Hollie Jordan surveys her father's service station that was destroyed by wildfire, Tuesday, Sept. 8, 2020, in Malden, Wash. "This was filled with work and life and memories and it's all gone," said Jordan. (AP Photo/Jed Conklin)
State Rep.: Trump is blocking federal aid because of Inslee

It’s been more than four months since a wildfire tore through two towns in Eastern Washington.

Police: Thief berated mom for leaving kid in car he stole

“He actually lectured the mother for leaving the child in the car and threatened to call the police.”

Democrats in the Washington State House are proposing to pay for transportation improvements partly by raising the gas tax by 18 cents. (Andrea Brown / Herald file)
Gas tax increase part of Dems’ massive transportation package

An 18-cent gas tax hike and a fee on carbon emissions would raise $25.8 billion for new roads and more.

12 arrested after blocking I-5 lanes in Seattle

During the protest, the group painted the letters “BLM” on the pavement.

A sign in set up to alert that the vaccine station at the Evergreen State Fairgrounds, is by appointment only, on Monday, Jan. 18, 2020 in Monroe, Washington.  (Andy Bronson / The Herald)
Inslee: New vaccination phase includes everyone 65 and older

The move to Phase 1b means more than 200,000 Snohomish County residents are eligible for the vaccine.

Members of the Washington National Guard stand at a sundial near the Legislative Building, Sunday, Jan. 10, 2021, at the Capitol in Olympia, Wash.
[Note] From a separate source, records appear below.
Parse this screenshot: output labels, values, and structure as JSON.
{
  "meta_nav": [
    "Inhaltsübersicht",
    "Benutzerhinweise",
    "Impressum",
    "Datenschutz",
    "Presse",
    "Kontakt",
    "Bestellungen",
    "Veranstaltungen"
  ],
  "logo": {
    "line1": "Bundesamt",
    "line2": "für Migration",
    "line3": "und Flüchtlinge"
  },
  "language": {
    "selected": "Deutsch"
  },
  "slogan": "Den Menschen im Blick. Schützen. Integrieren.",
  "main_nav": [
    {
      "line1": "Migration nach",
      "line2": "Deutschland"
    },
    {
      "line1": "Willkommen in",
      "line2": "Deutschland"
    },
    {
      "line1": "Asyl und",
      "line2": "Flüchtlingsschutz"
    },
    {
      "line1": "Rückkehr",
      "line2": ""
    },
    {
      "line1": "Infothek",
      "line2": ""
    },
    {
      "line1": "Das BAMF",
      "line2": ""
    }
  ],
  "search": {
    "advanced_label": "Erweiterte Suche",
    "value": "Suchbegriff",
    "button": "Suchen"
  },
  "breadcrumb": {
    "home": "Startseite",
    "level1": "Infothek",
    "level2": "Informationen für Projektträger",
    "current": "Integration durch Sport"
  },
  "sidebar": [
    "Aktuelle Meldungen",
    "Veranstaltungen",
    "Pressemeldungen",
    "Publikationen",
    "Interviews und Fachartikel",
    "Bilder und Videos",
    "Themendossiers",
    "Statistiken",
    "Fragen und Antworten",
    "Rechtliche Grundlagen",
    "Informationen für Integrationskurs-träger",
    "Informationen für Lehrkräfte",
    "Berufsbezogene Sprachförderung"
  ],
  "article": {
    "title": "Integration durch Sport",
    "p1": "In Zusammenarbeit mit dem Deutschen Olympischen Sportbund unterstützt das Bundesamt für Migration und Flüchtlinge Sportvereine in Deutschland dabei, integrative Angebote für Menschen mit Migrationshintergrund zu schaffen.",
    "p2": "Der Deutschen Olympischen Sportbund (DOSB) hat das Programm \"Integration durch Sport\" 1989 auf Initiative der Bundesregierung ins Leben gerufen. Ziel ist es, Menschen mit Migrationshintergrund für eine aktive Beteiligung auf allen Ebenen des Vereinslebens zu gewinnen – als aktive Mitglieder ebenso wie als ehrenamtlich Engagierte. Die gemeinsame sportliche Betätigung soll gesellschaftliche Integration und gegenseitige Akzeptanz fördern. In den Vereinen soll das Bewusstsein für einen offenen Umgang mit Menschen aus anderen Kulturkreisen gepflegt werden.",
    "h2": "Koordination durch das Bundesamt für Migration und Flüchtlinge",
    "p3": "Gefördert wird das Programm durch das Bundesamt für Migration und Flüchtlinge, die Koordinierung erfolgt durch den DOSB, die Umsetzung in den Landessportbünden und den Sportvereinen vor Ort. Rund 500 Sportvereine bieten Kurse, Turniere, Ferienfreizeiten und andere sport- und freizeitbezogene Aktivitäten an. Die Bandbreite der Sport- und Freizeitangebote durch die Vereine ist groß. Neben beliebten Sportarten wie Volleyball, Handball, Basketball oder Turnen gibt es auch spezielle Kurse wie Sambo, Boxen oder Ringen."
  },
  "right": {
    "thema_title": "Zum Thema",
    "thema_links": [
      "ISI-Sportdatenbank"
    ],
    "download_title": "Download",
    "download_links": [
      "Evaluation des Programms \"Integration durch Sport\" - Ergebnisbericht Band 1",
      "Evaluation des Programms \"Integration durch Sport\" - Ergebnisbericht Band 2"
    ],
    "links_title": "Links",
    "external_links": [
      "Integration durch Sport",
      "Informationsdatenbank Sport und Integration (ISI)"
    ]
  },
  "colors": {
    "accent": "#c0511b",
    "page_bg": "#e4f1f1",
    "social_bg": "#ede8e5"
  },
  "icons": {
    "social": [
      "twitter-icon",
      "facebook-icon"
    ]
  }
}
Governors in some states have called out the National Guard, declared states of emergency and closed their capitols over concerns about potentially violent protests. Though details remain murky, demonstrations are expected at state capitols beginning Sunday and leading up to President-elect Joe Biden's inauguration on Wednesday. (AP Photo/Ted S. Warren)
Washington National Guard members activated for inauguration

The extra security comes in the wake of the insurgence at the U.S. Capitol last week.

Park rangers searching for Everett man whose car was found

He is believed to be in possession of a firearm and traveling with a small, white Blue Heeler-type dog.

Republican gubernatorial candidate Loren Culp smiles while greeting supporters at a rally Saturday, Aug. 29, 2020, in Mount Vernon, Wash. Culp, police chief of the town of Republic, Wash., is running against incumbent Democratic Gov. Jay Inslee in November. (AP Photo/Elaine Thompson)
Culp drops election fraud suit after sanction threats

The lawsuit was withdrawn “with prejudice,” meaning it cannot be refiled.

Most Read